عنوان مقاله [English]
نویسنده [English]چکیده [English]
Studying history through images is a new approach to historiography, because most of the chronicles were expressed in the form of writing, and only part of information about the past may be visually presented. Images can serve as a basis for reviewing the scenes and essence of events, and, of course, a historical study where there is access to the visual documents is much more accurate than a narrative and written study. The visual arts were welcomed in the mid-Qajar era, and the arrival of the camera in Iran accelerated the process of visual documentation. Painting, also influenced by the West, gradually took a step further in the form of portraiture and image documentation alongside the camera. In the meantime, the social structure of the country evolved, influenced by the relationship with the West and modern thinking, and led to the enlightenment of the people in some ways. Following the dissatisfaction with the ruling power, the nation arose alongside the Ulama, meanwhile the influence of the Europeans and their influential relationship with a particular group of the society led to the growth of the upper class, and the women's community undergone transformations to allow for modern communications. The present article aims at investigating the effects of these movements on the content of murals in the second half of the Qajar dynasty and introducing these images as a historical-visual document to study the history of the era. This article investigates the subject by asking two questions: 1) what are some of the manifestations of the effect of society’s development and its modern visage on these murals? 2) To what extent can these murals be named as documents to study the history of this era? This research collects information through historical-interpretive method as field and desk studies, and compiles contents by collecting documents, writing, photographing and surveying the murals of this era. In this research, 73 tile paintings and 38 murals were investigated, which were selected on a case-by-case basis and based on a selective method regarding the research topic. This article presents 17 examples of these images.

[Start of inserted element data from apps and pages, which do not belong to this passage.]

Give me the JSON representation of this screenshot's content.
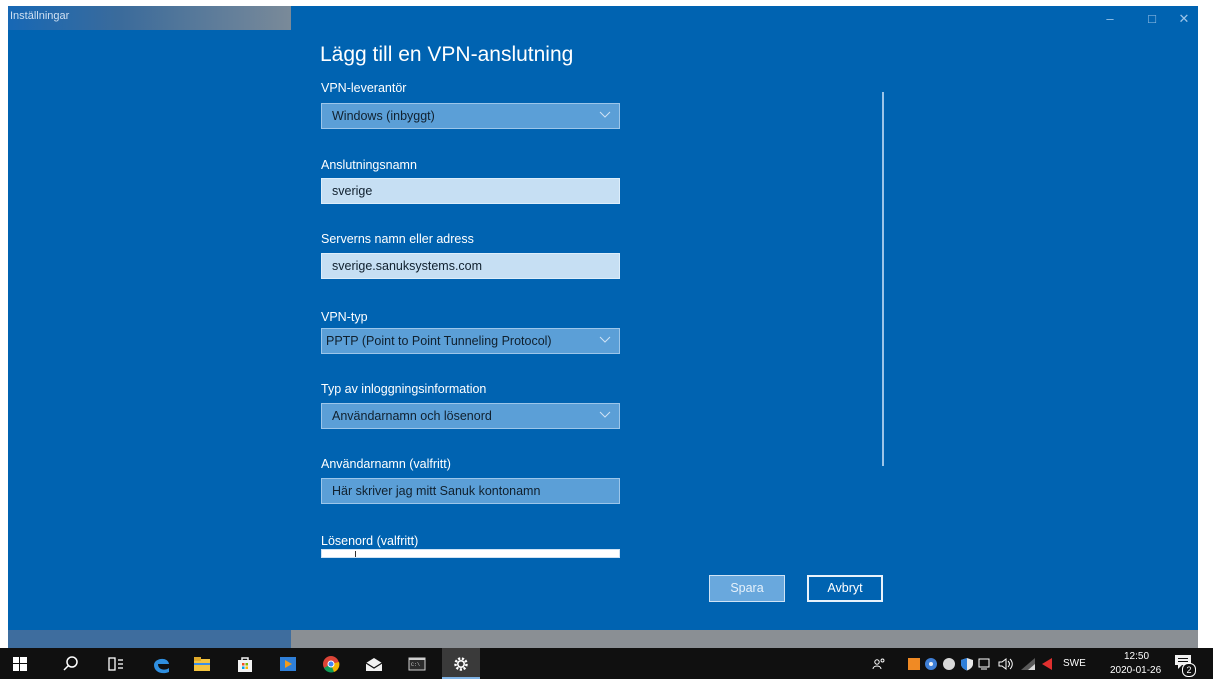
{
  "window": {
    "title": "Inställningar",
    "controls": {
      "minimize": "–",
      "maximize": "□",
      "close": "✕"
    }
  },
  "page": {
    "heading": "Lägg till en VPN-anslutning"
  },
  "form": {
    "vpn_provider": {
      "label": "VPN-leverantör",
      "value": "Windows (inbyggt)"
    },
    "connection_name": {
      "label": "Anslutningsnamn",
      "value": "sverige"
    },
    "server": {
      "label": "Serverns namn eller adress",
      "value": "sverige.sanuksystems.com"
    },
    "vpn_type": {
      "label": "VPN-typ",
      "value": "PPTP (Point to Point Tunneling Protocol)"
    },
    "signin_type": {
      "label": "Typ av inloggningsinformation",
      "value": "Användarnamn och lösenord"
    },
    "username": {
      "label": "Användarnamn (valfritt)",
      "value": "Här skriver jag mitt Sanuk kontonamn"
    },
    "password": {
      "label": "Lösenord (valfritt)",
      "value": ""
    }
  },
  "buttons": {
    "save": "Spara",
    "cancel": "Avbryt"
  },
  "taskbar": {
    "language": "SWE",
    "time": "12:50",
    "date": "2020-01-26",
    "notification_count": "2"
  },
  "colors": {
    "accent": "#0063b1",
    "dropdown_bg": "#5b9fd7",
    "textbox_bg": "#c6dff3",
    "taskbar_bg": "#101010"
  }
}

Based on the results, by studying the images of this period, one can clearly explore the trace of the three aforementioned streams. Due to their place in society and to be paid respect to, religious Ulama played a role in the murals of public and semi-religious places such as the Tekyeh Moaven al-Molk, with the distinction that in the murals prior to this era, no monograph theme can be observed by Ulama, and can only be observed in the form of images such as court and collective assemblies. Also women, who had a distinctive status, were depicted in the decorations of the palace walls and private mansions. At this time, the woman's presence in the pictures respects her character. The woman is now seen dressed in glittering dresses, jewelry and modern make-up, displaying a distinctive image of herself. The aristocrat social class was also associated with the Europeans because of their wealth, and in pursuit of showing off their wealth, they turned to art which had been neglected. Because of their familiarity with the Western world, as well as imitating the royal court and exhibiting their power through art, they gave rise to the formation of murals in their personal mansions, with pictures of foreign and Iranian women and men with distinctive structures. The princes and nobles who had never been seen before in such murals were now a new subject for drawing, and in some cases the Europeans who were associated with them were depicted on the walls of the nobles' mansions. In the past, if there had been an image of the Europeans, it was based on a diplomatic approach, and in most cases a courtship ceremony or some kind of copy of postcard images, however, it was now recognized as a new theme in these murals. The second part of the findings of the present study showed that visual history, and in particular murals, can be considered as evidence in the study of history. However, these examples can only be studied as complementary to the written documents, and can be relied upon to investigate the status quo of affairs of the time, which is distinctive by changing the coatings and selecting distinctive styles and using modern manifestations in them. Certainly, and based on the results of this article, the paintings alone are not capable of accurately expressing the history, as some of them have undergone changes in relation to the originality of the subject, depending on the painters' taste, and the painter also, influenced by his own community, has accepted the effects of society in creating images of the community. Many of these effects such as imitating the West are mentioned in the article.